This week’s two readings, “From Strategy to Implementation: Seeking Alignment” and “The Secrets to Successful Strategy Execution,” provide unique perspectives on strategy execution and implementation. The first article puts emphasis on alignment of 6 elements – people, incentive, supportive activities, organizational structure, culture and leadership, while the second article focuses on two levers for strategy execution – decision rights and information flows. Both articles took a similar approach to extract critical elements of successful implementation – looking back and evaluating the past strategic execution from current understanding. Therefore, my focus on this blog is to apply the concepts from the articles to effective strategy execution in the past and analyze the process, not a snapshot, of implementation. I use Intermountain Health System as an example of an organization which implemented strategies effectively.

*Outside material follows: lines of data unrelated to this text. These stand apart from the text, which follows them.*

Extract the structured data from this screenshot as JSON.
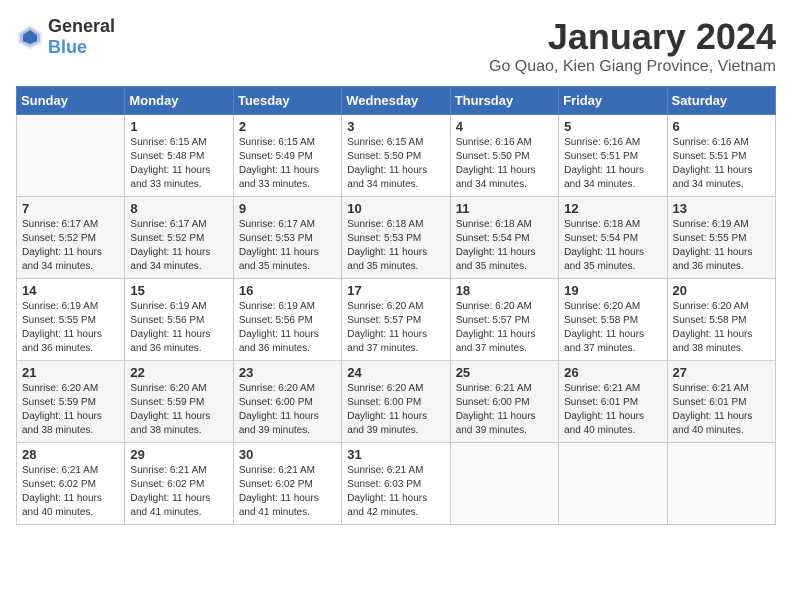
{
  "logo": {
    "general": "General",
    "blue": "Blue"
  },
  "header": {
    "title": "January 2024",
    "subtitle": "Go Quao, Kien Giang Province, Vietnam"
  },
  "weekdays": [
    "Sunday",
    "Monday",
    "Tuesday",
    "Wednesday",
    "Thursday",
    "Friday",
    "Saturday"
  ],
  "weeks": [
    [
      {
        "day": "",
        "sunrise": "",
        "sunset": "",
        "daylight": ""
      },
      {
        "day": "1",
        "sunrise": "Sunrise: 6:15 AM",
        "sunset": "Sunset: 5:48 PM",
        "daylight": "Daylight: 11 hours and 33 minutes."
      },
      {
        "day": "2",
        "sunrise": "Sunrise: 6:15 AM",
        "sunset": "Sunset: 5:49 PM",
        "daylight": "Daylight: 11 hours and 33 minutes."
      },
      {
        "day": "3",
        "sunrise": "Sunrise: 6:15 AM",
        "sunset": "Sunset: 5:50 PM",
        "daylight": "Daylight: 11 hours and 34 minutes."
      },
      {
        "day": "4",
        "sunrise": "Sunrise: 6:16 AM",
        "sunset": "Sunset: 5:50 PM",
        "daylight": "Daylight: 11 hours and 34 minutes."
      },
      {
        "day": "5",
        "sunrise": "Sunrise: 6:16 AM",
        "sunset": "Sunset: 5:51 PM",
        "daylight": "Daylight: 11 hours and 34 minutes."
      },
      {
        "day": "6",
        "sunrise": "Sunrise: 6:16 AM",
        "sunset": "Sunset: 5:51 PM",
        "daylight": "Daylight: 11 hours and 34 minutes."
      }
    ],
    [
      {
        "day": "7",
        "sunrise": "Sunrise: 6:17 AM",
        "sunset": "Sunset: 5:52 PM",
        "daylight": "Daylight: 11 hours and 34 minutes."
      },
      {
        "day": "8",
        "sunrise": "Sunrise: 6:17 AM",
        "sunset": "Sunset: 5:52 PM",
        "daylight": "Daylight: 11 hours and 34 minutes."
      },
      {
        "day": "9",
        "sunrise": "Sunrise: 6:17 AM",
        "sunset": "Sunset: 5:53 PM",
        "daylight": "Daylight: 11 hours and 35 minutes."
      },
      {
        "day": "10",
        "sunrise": "Sunrise: 6:18 AM",
        "sunset": "Sunset: 5:53 PM",
        "daylight": "Daylight: 11 hours and 35 minutes."
      },
      {
        "day": "11",
        "sunrise": "Sunrise: 6:18 AM",
        "sunset": "Sunset: 5:54 PM",
        "daylight": "Daylight: 11 hours and 35 minutes."
      },
      {
        "day": "12",
        "sunrise": "Sunrise: 6:18 AM",
        "sunset": "Sunset: 5:54 PM",
        "daylight": "Daylight: 11 hours and 35 minutes."
      },
      {
        "day": "13",
        "sunrise": "Sunrise: 6:19 AM",
        "sunset": "Sunset: 5:55 PM",
        "daylight": "Daylight: 11 hours and 36 minutes."
      }
    ],
    [
      {
        "day": "14",
        "sunrise": "Sunrise: 6:19 AM",
        "sunset": "Sunset: 5:55 PM",
        "daylight": "Daylight: 11 hours and 36 minutes."
      },
      {
        "day": "15",
        "sunrise": "Sunrise: 6:19 AM",
        "sunset": "Sunset: 5:56 PM",
        "daylight": "Daylight: 11 hours and 36 minutes."
      },
      {
        "day": "16",
        "sunrise": "Sunrise: 6:19 AM",
        "sunset": "Sunset: 5:56 PM",
        "daylight": "Daylight: 11 hours and 36 minutes."
      },
      {
        "day": "17",
        "sunrise": "Sunrise: 6:20 AM",
        "sunset": "Sunset: 5:57 PM",
        "daylight": "Daylight: 11 hours and 37 minutes."
      },
      {
        "day": "18",
        "sunrise": "Sunrise: 6:20 AM",
        "sunset": "Sunset: 5:57 PM",
        "daylight": "Daylight: 11 hours and 37 minutes."
      },
      {
        "day": "19",
        "sunrise": "Sunrise: 6:20 AM",
        "sunset": "Sunset: 5:58 PM",
        "daylight": "Daylight: 11 hours and 37 minutes."
      },
      {
        "day": "20",
        "sunrise": "Sunrise: 6:20 AM",
        "sunset": "Sunset: 5:58 PM",
        "daylight": "Daylight: 11 hours and 38 minutes."
      }
    ],
    [
      {
        "day": "21",
        "sunrise": "Sunrise: 6:20 AM",
        "sunset": "Sunset: 5:59 PM",
        "daylight": "Daylight: 11 hours and 38 minutes."
      },
      {
        "day": "22",
        "sunrise": "Sunrise: 6:20 AM",
        "sunset": "Sunset: 5:59 PM",
        "daylight": "Daylight: 11 hours and 38 minutes."
      },
      {
        "day": "23",
        "sunrise": "Sunrise: 6:20 AM",
        "sunset": "Sunset: 6:00 PM",
        "daylight": "Daylight: 11 hours and 39 minutes."
      },
      {
        "day": "24",
        "sunrise": "Sunrise: 6:20 AM",
        "sunset": "Sunset: 6:00 PM",
        "daylight": "Daylight: 11 hours and 39 minutes."
      },
      {
        "day": "25",
        "sunrise": "Sunrise: 6:21 AM",
        "sunset": "Sunset: 6:00 PM",
        "daylight": "Daylight: 11 hours and 39 minutes."
      },
      {
        "day": "26",
        "sunrise": "Sunrise: 6:21 AM",
        "sunset": "Sunset: 6:01 PM",
        "daylight": "Daylight: 11 hours and 40 minutes."
      },
      {
        "day": "27",
        "sunrise": "Sunrise: 6:21 AM",
        "sunset": "Sunset: 6:01 PM",
        "daylight": "Daylight: 11 hours and 40 minutes."
      }
    ],
    [
      {
        "day": "28",
        "sunrise": "Sunrise: 6:21 AM",
        "sunset": "Sunset: 6:02 PM",
        "daylight": "Daylight: 11 hours and 40 minutes."
      },
      {
        "day": "29",
        "sunrise": "Sunrise: 6:21 AM",
        "sunset": "Sunset: 6:02 PM",
        "daylight": "Daylight: 11 hours and 41 minutes."
      },
      {
        "day": "30",
        "sunrise": "Sunrise: 6:21 AM",
        "sunset": "Sunset: 6:02 PM",
        "daylight": "Daylight: 11 hours and 41 minutes."
      },
      {
        "day": "31",
        "sunrise": "Sunrise: 6:21 AM",
        "sunset": "Sunset: 6:03 PM",
        "daylight": "Daylight: 11 hours and 42 minutes."
      },
      {
        "day": "",
        "sunrise": "",
        "sunset": "",
        "daylight": ""
      },
      {
        "day": "",
        "sunrise": "",
        "sunset": "",
        "daylight": ""
      },
      {
        "day": "",
        "sunrise": "",
        "sunset": "",
        "daylight": ""
      }
    ]
  ]
}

Intermountain Health Care (IHC) is a nonprofit system of fifteen hospitals in the state of Utah. IHC is one of the first healthcare systems which applied a comprehensive clinical management model, an innovative business model in the healthcare provider industry. The organization “replaced the previous piecemeal approach to improvement in the health care delivery” with the model and regarded as a national leader in clinical quality improvement among delivery systems. In the following, I analyzed with the concepts the steps IHC took to transform itself into a clinically-centered organization.
· Leadership: The strategy on quality improvement started from one of the executive’s leadership. Inspired by Dr. W. Edward Deming’s idea that “higher quality could lead to lower cost,” Brent James, executive director of Intermountain Health Care’s Institute for Health Care Delivery Research, initiated numerous changes to improve quality of cares within the system.
· Culture and People: James initiated workshop series where he presented a concept in his mind to the top managers and senior physician leadership. With the efforts, he created the right culture for the upcoming strategic execution and “people with right attitudes that support the strategy.”
· Supportive Activities: Facing the failure of two pilot projects, IHC learned to establish effective supportive activities. IHC spent several million dollars without any significant changes because IHC provided the wrong data – financial data – to have physicians manage quality. Learning “the key to engaging physicians in clinical management was to make it meaningful by aligning data collection to work process,” IHC established the clinical data collection system. This illustrates the concept presented in the article “The Secrets to Successful Strategy Execution.”
Organizational Structure and Incentives: Interestingly, organizational structure and incentive are the last pieces of IHC’s strategy execution. IHC maintained the parallel structure between the existing line management and a new clinical management structure until the members experienced the redundancy and initiated “merge of their own accord.” Then, IHC changed the senior management’s incentive system to reflect the new priorities.
Examining the successful change of an organization as an example, what I found very interesting are:
- · In contrary to the conventional notion on implementation, IHC started its strategic execution from soft elements of the 7S framework – shared values, style, skill, and staff – and moving to hard elements.
- · Supportive activities, especially information systems, were portrayed as the key elements that make or break strategic execution. IHC used information systems as a tracking system of implementation as well as data collection tools for evidence-based management.
- · IHC used structural change and incentives as a tool to “seal” the ongoing changes, instead of the main activities for implementation.
- · Can we generalize that it is best practice to start from the soft elements of the 7S framework? Or is it specific to IHC case?
- · Should we start our implementation from one area and take a step-by-step approach? Or should we start execution from multiple areas simultaneously?
- From Strategy to Implementation: Seeking Alignment (Excerpted from: Strategy: Create and Implement the Best Strategy for Your Business (HBS Press), 2006)
- The Secrets to Successful Strategy Execution (Neilson, Martin, and Powers, Harvard Business Review, June 2008)
- Intermountain Health Care (Bohmer, Edmondson, Harvard Business Case, 9-603-066, June 2006)